> What you need to do: Throughout the listing below, show every line in which "description" occurs.

(Supplied data Opens)

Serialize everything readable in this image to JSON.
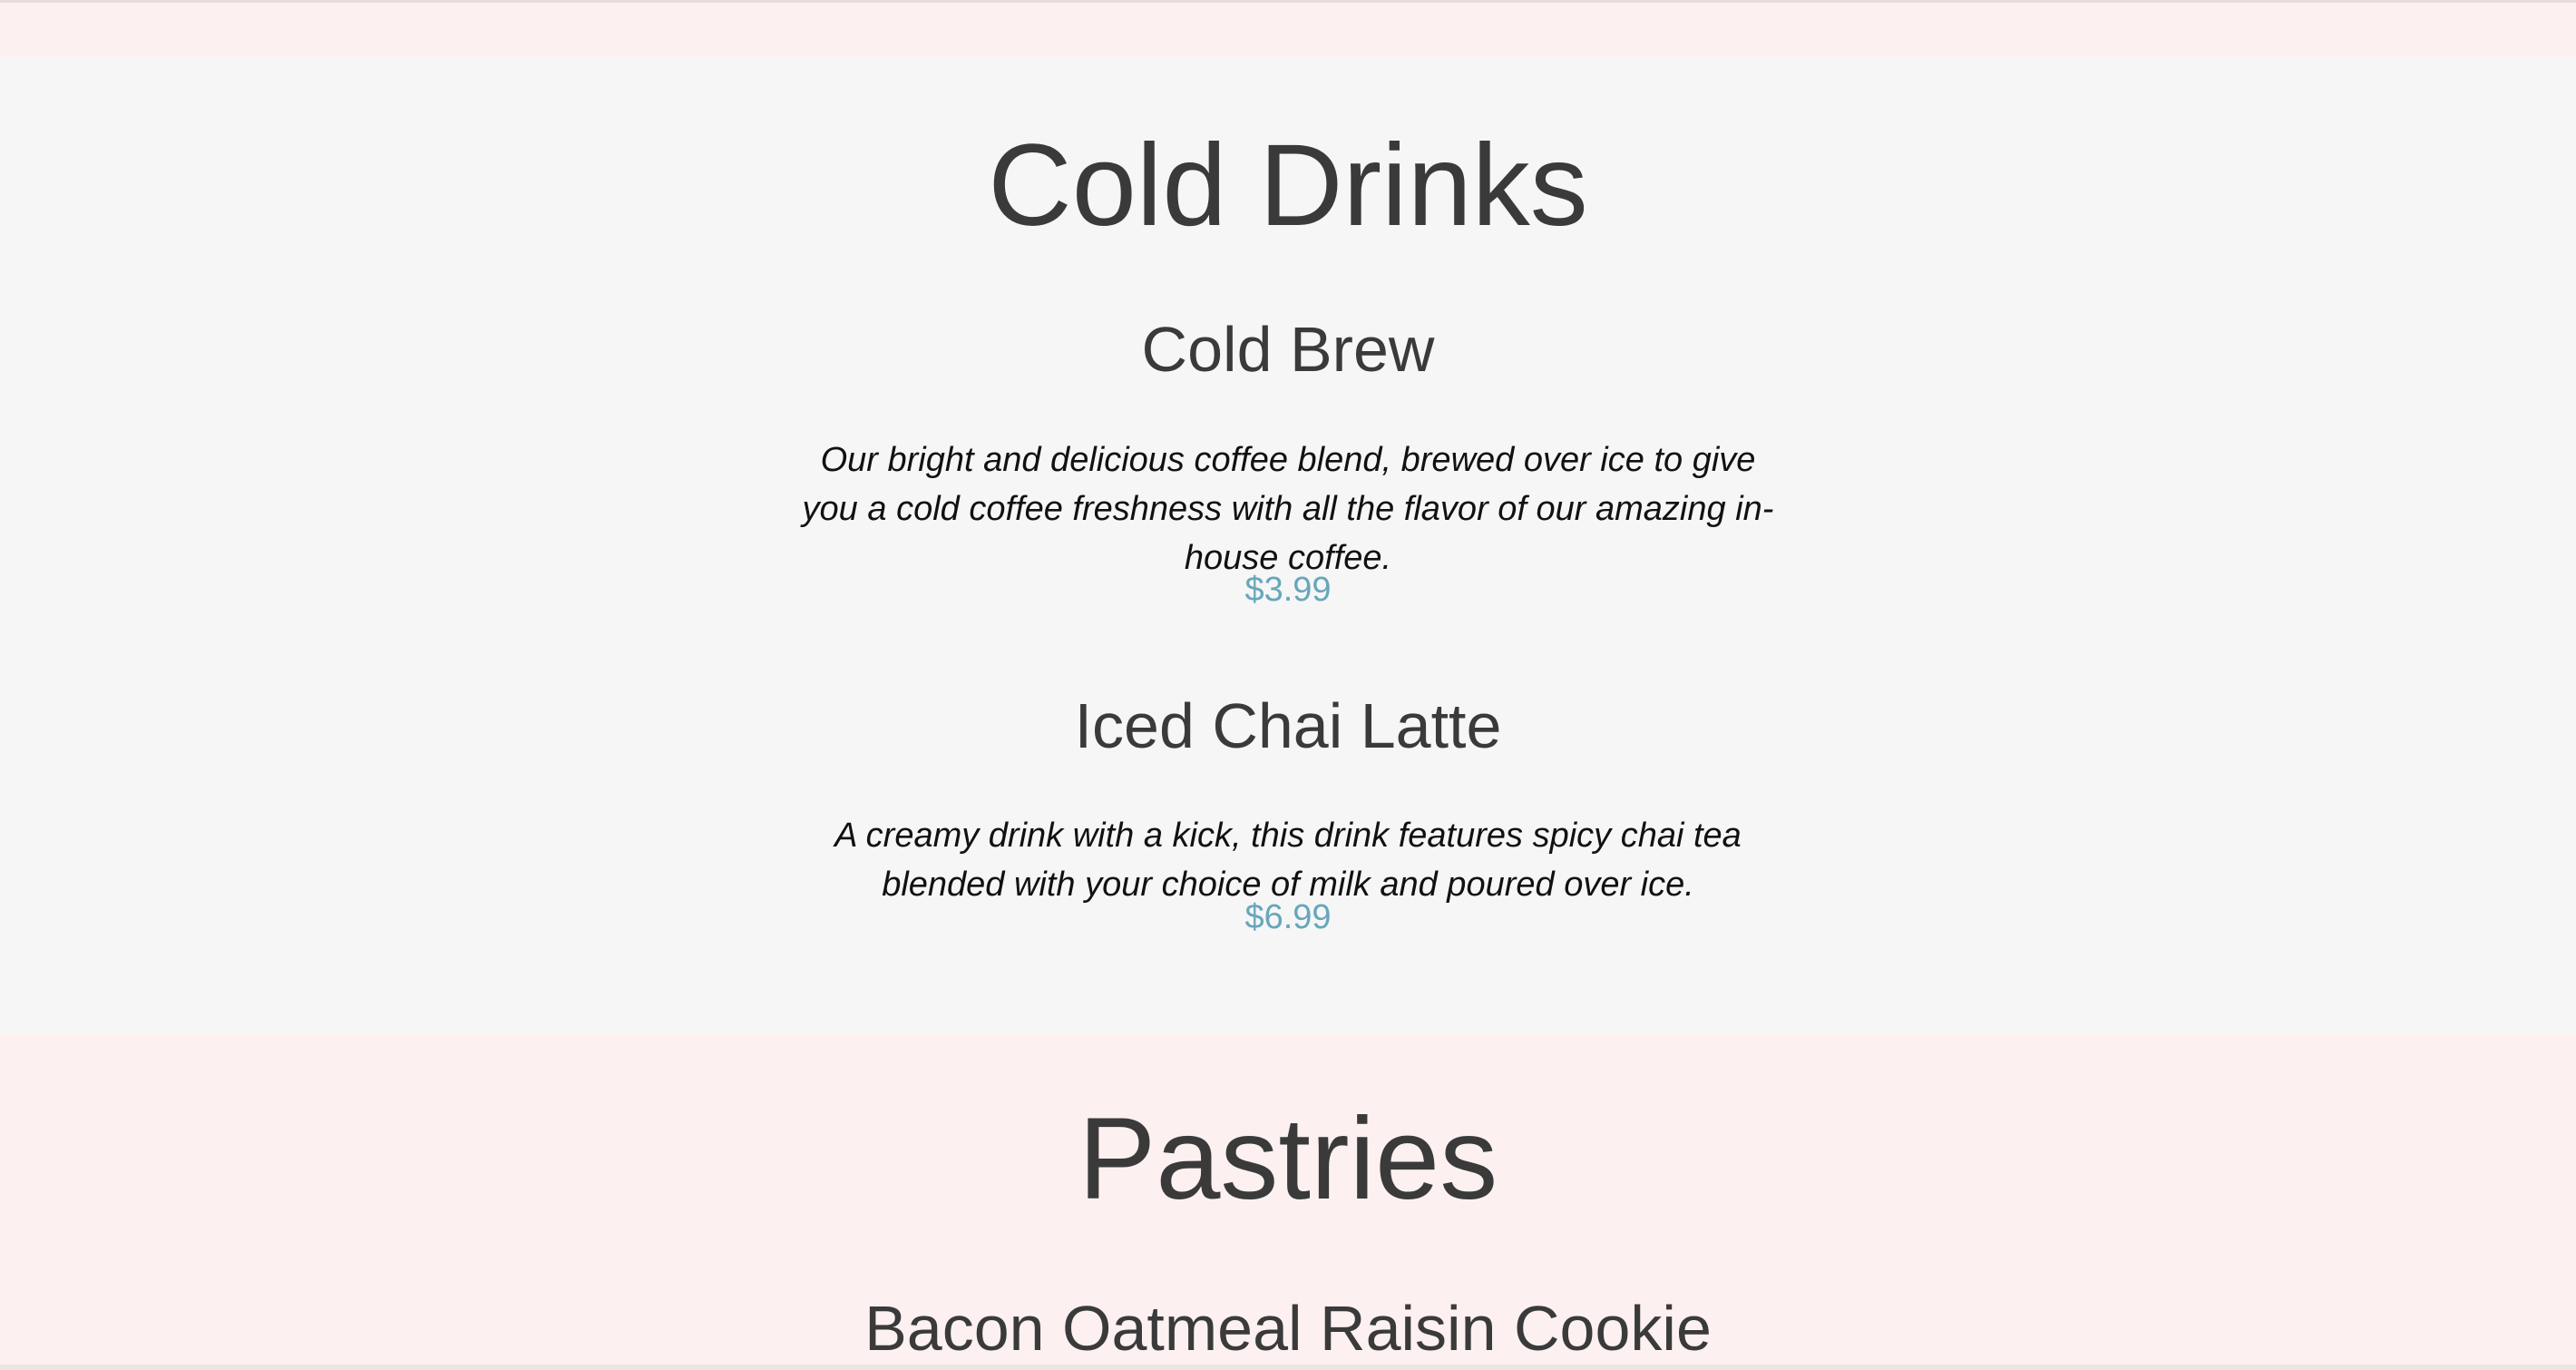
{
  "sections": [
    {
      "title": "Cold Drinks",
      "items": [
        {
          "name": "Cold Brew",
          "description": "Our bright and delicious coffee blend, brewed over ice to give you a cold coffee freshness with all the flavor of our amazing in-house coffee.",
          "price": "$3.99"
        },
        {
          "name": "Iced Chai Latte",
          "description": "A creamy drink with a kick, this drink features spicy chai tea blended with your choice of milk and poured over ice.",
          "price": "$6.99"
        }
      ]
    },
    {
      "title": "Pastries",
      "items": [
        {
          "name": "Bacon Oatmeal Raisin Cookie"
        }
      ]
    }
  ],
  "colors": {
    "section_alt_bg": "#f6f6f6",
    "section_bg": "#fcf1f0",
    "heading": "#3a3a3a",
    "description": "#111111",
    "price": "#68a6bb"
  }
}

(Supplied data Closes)
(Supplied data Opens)

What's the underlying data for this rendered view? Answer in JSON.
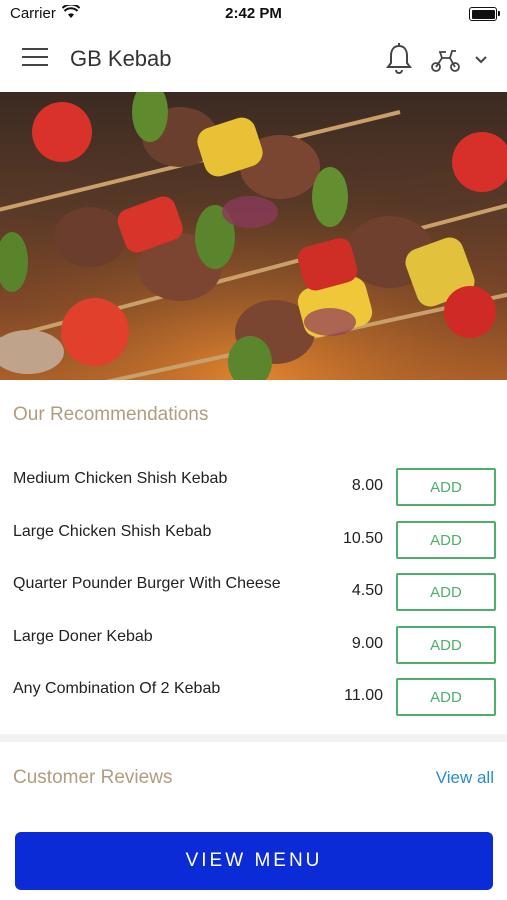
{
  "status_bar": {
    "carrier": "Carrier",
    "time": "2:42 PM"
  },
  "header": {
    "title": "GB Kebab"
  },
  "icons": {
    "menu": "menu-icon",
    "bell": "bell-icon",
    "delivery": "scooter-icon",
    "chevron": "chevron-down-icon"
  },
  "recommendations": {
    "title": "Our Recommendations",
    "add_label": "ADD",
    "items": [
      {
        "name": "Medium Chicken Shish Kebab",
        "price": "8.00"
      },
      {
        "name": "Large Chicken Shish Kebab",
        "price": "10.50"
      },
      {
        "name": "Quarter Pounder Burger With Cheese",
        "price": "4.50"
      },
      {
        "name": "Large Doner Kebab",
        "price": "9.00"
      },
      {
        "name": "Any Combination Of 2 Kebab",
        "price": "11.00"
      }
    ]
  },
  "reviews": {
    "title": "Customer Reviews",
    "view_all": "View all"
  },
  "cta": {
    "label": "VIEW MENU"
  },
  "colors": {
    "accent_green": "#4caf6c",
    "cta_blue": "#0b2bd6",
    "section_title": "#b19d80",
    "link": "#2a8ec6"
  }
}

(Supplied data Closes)
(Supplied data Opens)

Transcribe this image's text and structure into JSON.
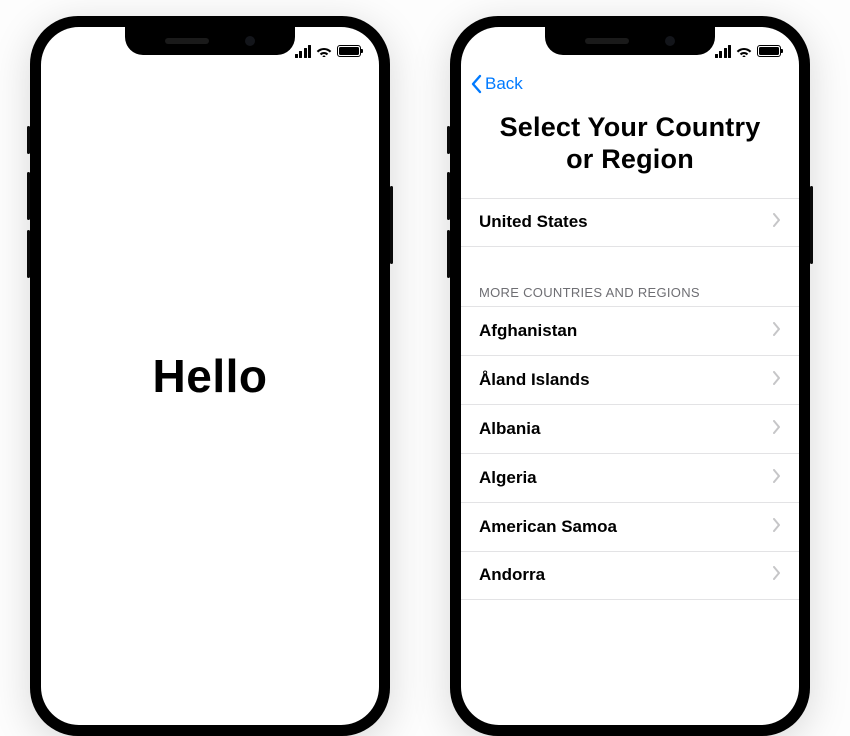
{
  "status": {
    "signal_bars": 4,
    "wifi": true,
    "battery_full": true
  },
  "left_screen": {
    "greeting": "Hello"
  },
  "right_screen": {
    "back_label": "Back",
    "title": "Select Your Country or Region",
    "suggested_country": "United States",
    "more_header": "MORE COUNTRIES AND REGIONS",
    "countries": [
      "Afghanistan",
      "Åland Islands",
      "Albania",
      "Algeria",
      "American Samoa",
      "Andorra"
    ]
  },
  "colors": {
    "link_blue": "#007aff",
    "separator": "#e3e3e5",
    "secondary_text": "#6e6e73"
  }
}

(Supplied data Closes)

> Solution for this task:
          "description": "Our bright and delicious coffee blend, brewed over ice to give you a cold coffee freshness with all the flavor of our amazing in-house coffee.",
          "description": "A creamy drink with a kick, this drink features spicy chai tea blended with your choice of milk and poured over ice.",
    "description": "#111111",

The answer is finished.